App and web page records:

= = = =

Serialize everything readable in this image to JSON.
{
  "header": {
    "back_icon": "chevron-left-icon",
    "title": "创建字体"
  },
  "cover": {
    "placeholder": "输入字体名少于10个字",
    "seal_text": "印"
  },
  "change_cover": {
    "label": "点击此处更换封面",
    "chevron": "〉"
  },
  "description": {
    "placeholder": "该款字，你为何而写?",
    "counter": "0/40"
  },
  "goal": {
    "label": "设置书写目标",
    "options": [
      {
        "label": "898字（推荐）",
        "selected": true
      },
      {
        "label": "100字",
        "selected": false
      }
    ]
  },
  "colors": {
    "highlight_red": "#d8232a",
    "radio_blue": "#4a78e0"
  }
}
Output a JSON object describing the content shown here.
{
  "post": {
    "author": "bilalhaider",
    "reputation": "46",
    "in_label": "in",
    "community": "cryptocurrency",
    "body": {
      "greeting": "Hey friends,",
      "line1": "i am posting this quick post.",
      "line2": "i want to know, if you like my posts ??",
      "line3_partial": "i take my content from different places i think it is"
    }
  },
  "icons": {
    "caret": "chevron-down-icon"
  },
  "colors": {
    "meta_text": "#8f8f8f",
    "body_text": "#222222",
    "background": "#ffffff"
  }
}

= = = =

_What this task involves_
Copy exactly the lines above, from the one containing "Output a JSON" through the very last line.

_Task output_
Output a JSON object describing the content shown here.
{
  "post": {
    "author": "bilalhaider",
    "reputation": "46",
    "in_label": "in",
    "community": "cryptocurrency",
    "body": {
      "greeting": "Hey friends,",
      "line1": "i am posting this quick post.",
      "line2": "i want to know, if you like my posts ??",
      "line3_partial": "i take my content from different places i think it is"
    }
  },
  "icons": {
    "caret": "chevron-down-icon"
  },
  "colors": {
    "meta_text": "#8f8f8f",
    "body_text": "#222222",
    "background": "#ffffff"
  }
}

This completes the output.